| YOUR OBJECTIVE |
Write every entry out again with no changes, and leave the images behind.

| SUPPLIED DATA |
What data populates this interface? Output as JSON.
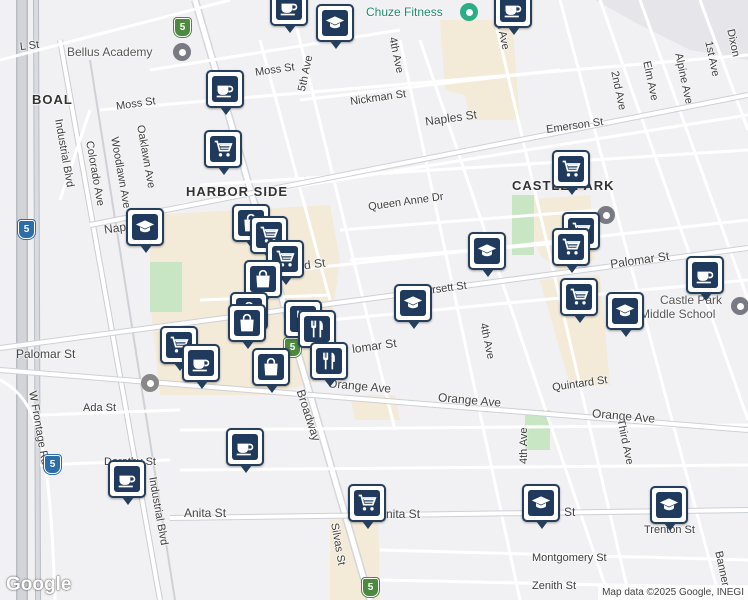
{
  "map": {
    "attribution": "Map data ©2025 Google, INEGI",
    "logo": "Google",
    "neighborhoods": {
      "boal": "BOAL",
      "harbor_side": "HARBOR SIDE",
      "castle_park": "CASTLE PARK"
    },
    "streets": {
      "l_st": "L St",
      "moss_st_1": "Moss St",
      "moss_st_2": "Moss St",
      "nickman": "Nickman St",
      "naples_1": "Naples St",
      "naples_2": "Napl",
      "emerson": "Emerson St",
      "queen_anne": "Queen Anne Dr",
      "oxford": "d St",
      "dorsett": "rsett St",
      "palomar_1": "Palomar St",
      "palomar_2": "lomar St",
      "palomar_3": "Palomar St",
      "orange_1": "Orange Ave",
      "orange_2": "Orange Ave",
      "orange_3": "Orange Ave",
      "quintard": "Quintard St",
      "ada": "Ada St",
      "dorothy": "Dorothy St",
      "anita_1": "Anita St",
      "anita_2": "Anita St",
      "anita_3": "St",
      "trenton": "Trenton St",
      "montgomery": "Montgomery St",
      "zenith": "Zenith St",
      "fifth_ave": "5th Ave",
      "fourth_ave_1": "4th Ave",
      "fourth_ave_2": "4th Ave",
      "fourth_ave_3": "4th Ave",
      "third_ave_1": "rd Ave",
      "third_ave_2": "Third Ave",
      "second_ave": "2nd Ave",
      "first_ave": "1st Ave",
      "elm": "Elm Ave",
      "alpine": "Alpine Ave",
      "dixon": "Dixon",
      "banner": "Banner",
      "industrial_1": "Industrial Blvd",
      "industrial_2": "Industrial Blvd",
      "colorado": "Colorado Ave",
      "woodlawn": "Woodlawn Ave",
      "oaklawn": "Oaklawn Ave",
      "broadway": "Broadway",
      "silvas": "Silvas St",
      "w_frontage": "W Frontage Rd"
    },
    "pois": {
      "chuze": "Chuze Fitness",
      "bellus": "Bellus Academy",
      "castle_park_ms_1": "Castle Park",
      "castle_park_ms_2": "Middle School"
    },
    "shields": {
      "i5": "5"
    },
    "marker_colors": {
      "frame": "#243e5c",
      "icon_bg": "#1f3a5c"
    },
    "markers": [
      {
        "type": "coffee-icon"
      },
      {
        "type": "school-icon"
      },
      {
        "type": "coffee-icon"
      },
      {
        "type": "coffee-icon"
      },
      {
        "type": "shopping-cart-icon"
      },
      {
        "type": "school-icon"
      },
      {
        "type": "shopping-cart-icon"
      },
      {
        "type": "shopping-bag-icon"
      },
      {
        "type": "shopping-cart-icon"
      },
      {
        "type": "shopping-cart-icon"
      },
      {
        "type": "shopping-bag-icon"
      },
      {
        "type": "school-icon"
      },
      {
        "type": "shopping-cart-icon"
      },
      {
        "type": "shopping-cart-icon"
      },
      {
        "type": "shopping-cart-icon"
      },
      {
        "type": "school-icon"
      },
      {
        "type": "school-icon"
      },
      {
        "type": "coffee-icon"
      },
      {
        "type": "shopping-cart-icon"
      },
      {
        "type": "shopping-bag-icon"
      },
      {
        "type": "shopping-bag-icon"
      },
      {
        "type": "restaurant-icon"
      },
      {
        "type": "restaurant-icon"
      },
      {
        "type": "restaurant-icon"
      },
      {
        "type": "shopping-bag-icon"
      },
      {
        "type": "coffee-icon"
      },
      {
        "type": "coffee-icon"
      },
      {
        "type": "coffee-icon"
      },
      {
        "type": "shopping-cart-icon"
      },
      {
        "type": "school-icon"
      },
      {
        "type": "school-icon"
      }
    ]
  }
}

| COMPLETED TASK |
What data populates this interface? Output as JSON.
{
  "map": {
    "attribution": "Map data ©2025 Google, INEGI",
    "logo": "Google",
    "neighborhoods": {
      "boal": "BOAL",
      "harbor_side": "HARBOR SIDE",
      "castle_park": "CASTLE PARK"
    },
    "streets": {
      "l_st": "L St",
      "moss_st_1": "Moss St",
      "moss_st_2": "Moss St",
      "nickman": "Nickman St",
      "naples_1": "Naples St",
      "naples_2": "Napl",
      "emerson": "Emerson St",
      "queen_anne": "Queen Anne Dr",
      "oxford": "d St",
      "dorsett": "rsett St",
      "palomar_1": "Palomar St",
      "palomar_2": "lomar St",
      "palomar_3": "Palomar St",
      "orange_1": "Orange Ave",
      "orange_2": "Orange Ave",
      "orange_3": "Orange Ave",
      "quintard": "Quintard St",
      "ada": "Ada St",
      "dorothy": "Dorothy St",
      "anita_1": "Anita St",
      "anita_2": "Anita St",
      "anita_3": "St",
      "trenton": "Trenton St",
      "montgomery": "Montgomery St",
      "zenith": "Zenith St",
      "fifth_ave": "5th Ave",
      "fourth_ave_1": "4th Ave",
      "fourth_ave_2": "4th Ave",
      "fourth_ave_3": "4th Ave",
      "third_ave_1": "rd Ave",
      "third_ave_2": "Third Ave",
      "second_ave": "2nd Ave",
      "first_ave": "1st Ave",
      "elm": "Elm Ave",
      "alpine": "Alpine Ave",
      "dixon": "Dixon",
      "banner": "Banner",
      "industrial_1": "Industrial Blvd",
      "industrial_2": "Industrial Blvd",
      "colorado": "Colorado Ave",
      "woodlawn": "Woodlawn Ave",
      "oaklawn": "Oaklawn Ave",
      "broadway": "Broadway",
      "silvas": "Silvas St",
      "w_frontage": "W Frontage Rd"
    },
    "pois": {
      "chuze": "Chuze Fitness",
      "bellus": "Bellus Academy",
      "castle_park_ms_1": "Castle Park",
      "castle_park_ms_2": "Middle School"
    },
    "shields": {
      "i5": "5"
    },
    "marker_colors": {
      "frame": "#243e5c",
      "icon_bg": "#1f3a5c"
    },
    "markers": [
      {
        "type": "coffee-icon"
      },
      {
        "type": "school-icon"
      },
      {
        "type": "coffee-icon"
      },
      {
        "type": "coffee-icon"
      },
      {
        "type": "shopping-cart-icon"
      },
      {
        "type": "school-icon"
      },
      {
        "type": "shopping-cart-icon"
      },
      {
        "type": "shopping-bag-icon"
      },
      {
        "type": "shopping-cart-icon"
      },
      {
        "type": "shopping-cart-icon"
      },
      {
        "type": "shopping-bag-icon"
      },
      {
        "type": "school-icon"
      },
      {
        "type": "shopping-cart-icon"
      },
      {
        "type": "shopping-cart-icon"
      },
      {
        "type": "shopping-cart-icon"
      },
      {
        "type": "school-icon"
      },
      {
        "type": "school-icon"
      },
      {
        "type": "coffee-icon"
      },
      {
        "type": "shopping-cart-icon"
      },
      {
        "type": "shopping-bag-icon"
      },
      {
        "type": "shopping-bag-icon"
      },
      {
        "type": "restaurant-icon"
      },
      {
        "type": "restaurant-icon"
      },
      {
        "type": "restaurant-icon"
      },
      {
        "type": "shopping-bag-icon"
      },
      {
        "type": "coffee-icon"
      },
      {
        "type": "coffee-icon"
      },
      {
        "type": "coffee-icon"
      },
      {
        "type": "shopping-cart-icon"
      },
      {
        "type": "school-icon"
      },
      {
        "type": "school-icon"
      }
    ]
  }
}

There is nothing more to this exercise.